Entries from a dataset of interfaces:
========

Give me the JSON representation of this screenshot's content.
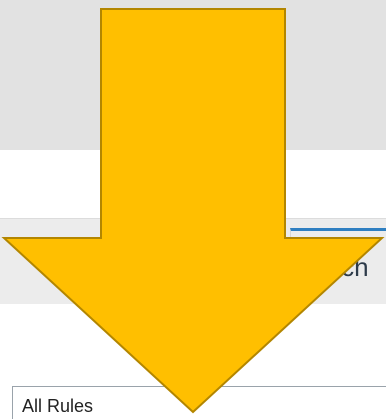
{
  "search": {
    "tab_label": "arch"
  },
  "filter": {
    "selected": "All Rules"
  },
  "colors": {
    "arrow_fill": "#ffbf00",
    "arrow_stroke": "#b38600",
    "tab_accent": "#2f7fc1"
  },
  "overlay": {
    "icon": "down-arrow-icon"
  }
}
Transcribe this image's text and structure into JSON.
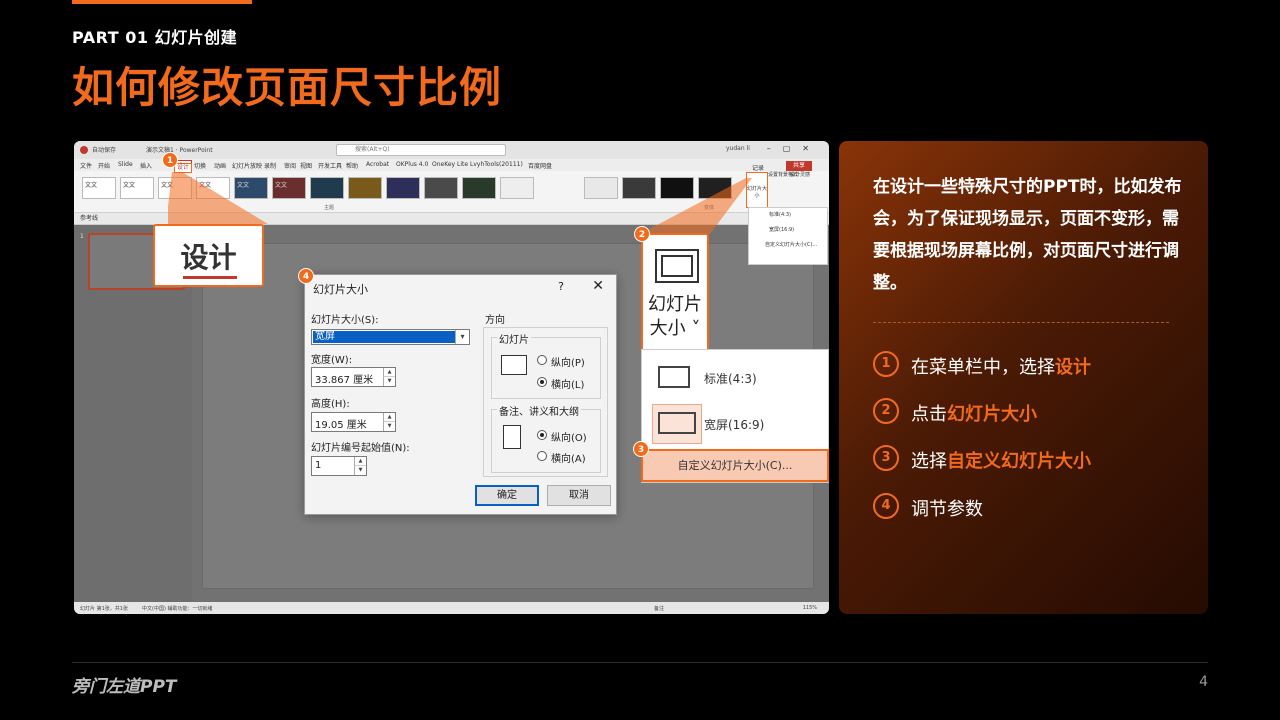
{
  "header": {
    "part_label": "PART 01  幻灯片创建",
    "title": "如何修改页面尺寸比例"
  },
  "colors": {
    "accent": "#f26a1b",
    "background": "#000000",
    "panel_gradient_start": "#8a3408",
    "panel_gradient_end": "#250b02"
  },
  "screenshot": {
    "app_title": "演示文稿1 · PowerPoint",
    "autosave_label": "自动保存",
    "search_placeholder": "搜索(Alt+Q)",
    "user_name": "yudan li",
    "menu": [
      "文件",
      "开始",
      "Slide",
      "插入",
      "设计",
      "切换",
      "动画",
      "幻灯片放映",
      "录制",
      "审阅",
      "视图",
      "开发工具",
      "帮助",
      "Acrobat",
      "OKPlus 4.0",
      "OneKey Lite",
      "LvyhTools(20111)",
      "百度网盘"
    ],
    "active_menu": "设计",
    "theme_label": "文文",
    "ribbon_group_theme": "主题",
    "ribbon_group_variant": "变体",
    "qat_label": "参考线",
    "slide_number": "1",
    "status_left": "幻灯片 第1张，共1张",
    "status_lang": "中文(中国)",
    "status_access": "辅助功能：一切就绪",
    "status_notes": "备注",
    "status_zoom": "115%",
    "right_buttons": [
      "记录",
      "共享"
    ],
    "mini_size_btn": "幻灯片大小",
    "mini_extra": [
      "设置背景格式",
      "设计灵感"
    ],
    "mini_menu": [
      "标准(4:3)",
      "宽屏(16:9)",
      "自定义幻灯片大小(C)..."
    ]
  },
  "callouts": {
    "design_label": "设计",
    "size_button_label": "幻灯片大小",
    "size_options": [
      {
        "label": "标准(4:3)",
        "selected": false
      },
      {
        "label": "宽屏(16:9)",
        "selected": true
      }
    ],
    "custom_size_label": "自定义幻灯片大小(C)...",
    "badges": [
      "1",
      "2",
      "3",
      "4"
    ]
  },
  "dialog": {
    "title": "幻灯片大小",
    "help": "?",
    "close": "✕",
    "size_label": "幻灯片大小(S):",
    "size_value": "宽屏",
    "width_label": "宽度(W):",
    "width_value": "33.867 厘米",
    "height_label": "高度(H):",
    "height_value": "19.05 厘米",
    "start_label": "幻灯片编号起始值(N):",
    "start_value": "1",
    "orientation_label": "方向",
    "slides_group": "幻灯片",
    "portrait_label": "纵向(P)",
    "landscape_label": "横向(L)",
    "slides_orientation": "landscape",
    "notes_group": "备注、讲义和大纲",
    "notes_portrait_label": "纵向(O)",
    "notes_landscape_label": "横向(A)",
    "notes_orientation": "portrait",
    "ok": "确定",
    "cancel": "取消"
  },
  "panel": {
    "intro": "在设计一些特殊尺寸的PPT时，比如发布会，为了保证现场显示，页面不变形，需要根据现场屏幕比例，对页面尺寸进行调整。",
    "steps": [
      {
        "num": "1",
        "prefix": "在菜单栏中，选择",
        "highlight": "设计"
      },
      {
        "num": "2",
        "prefix": "点击",
        "highlight": "幻灯片大小"
      },
      {
        "num": "3",
        "prefix": "选择",
        "highlight": "自定义幻灯片大小"
      },
      {
        "num": "4",
        "prefix": "调节参数",
        "highlight": ""
      }
    ]
  },
  "footer": {
    "brand": "旁门左道PPT",
    "page_number": "4"
  }
}
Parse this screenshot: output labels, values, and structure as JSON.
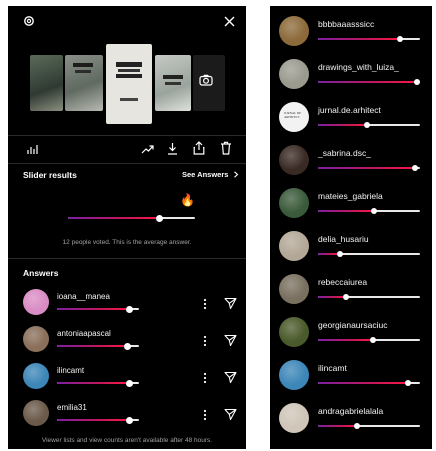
{
  "left_panel": {
    "slider_results_label": "Slider results",
    "see_answers_label": "See Answers",
    "average_emoji": "🔥",
    "average_value": 0.72,
    "votes_caption": "12 people voted. This is the average answer.",
    "answers_heading": "Answers",
    "answers": [
      {
        "username": "ioana__manea",
        "value": 0.88,
        "avatar_color": "#d98cc4"
      },
      {
        "username": "antoniaapascal",
        "value": 0.85,
        "avatar_color": "#8a6f5a"
      },
      {
        "username": "ilincamt",
        "value": 0.88,
        "avatar_color": "#3d86b8"
      },
      {
        "username": "emilia31",
        "value": 0.88,
        "avatar_color": "#6b5a4a"
      }
    ],
    "footer_note": "Viewer lists and view counts aren't available after 48 hours."
  },
  "right_panel": {
    "rows": [
      {
        "username": "bbbbaaasssicc",
        "value": 0.8,
        "avatar_color": "#8c6a3a"
      },
      {
        "username": "drawings_with_luiza_",
        "value": 0.97,
        "avatar_color": "#9a9a8e"
      },
      {
        "username": "jurnal.de.arhitect",
        "value": 0.48,
        "avatar_color": "#f2f2f2",
        "avatar_text": "JURNAL DE ARHITECT"
      },
      {
        "username": "_sabrina.dsc_",
        "value": 0.95,
        "avatar_color": "#3a2a24"
      },
      {
        "username": "mateies_gabriela",
        "value": 0.55,
        "avatar_color": "#3b5a3b"
      },
      {
        "username": "delia_husariu",
        "value": 0.22,
        "avatar_color": "#b3a898"
      },
      {
        "username": "rebeccaiurea",
        "value": 0.27,
        "avatar_color": "#7a7060"
      },
      {
        "username": "georgianaursaciuc",
        "value": 0.54,
        "avatar_color": "#4a5a2a"
      },
      {
        "username": "ilincamt",
        "value": 0.88,
        "avatar_color": "#3d86b8"
      },
      {
        "username": "andragabrielalala",
        "value": 0.38,
        "avatar_color": "#cfc5b8"
      }
    ]
  },
  "colors": {
    "background": "#000000",
    "slider_gradient_start": "#7b1fa2",
    "slider_gradient_end": "#ff1744"
  },
  "icons": {
    "top_left": "settings-icon",
    "top_right": "close-icon",
    "camera": "camera-icon",
    "stats": "bar-chart-icon",
    "trend": "trending-icon",
    "download": "download-icon",
    "share": "share-icon",
    "delete": "trash-icon",
    "chevron": "chevron-right-icon",
    "more": "more-vertical-icon",
    "send": "send-icon"
  }
}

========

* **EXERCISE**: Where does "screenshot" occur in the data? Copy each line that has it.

* **ANSWER SPACE**:
Give me the JSON representation of this screenshot's content.
  "screenshot": {
Parse this screenshot: output labels, values, and structure as JSON.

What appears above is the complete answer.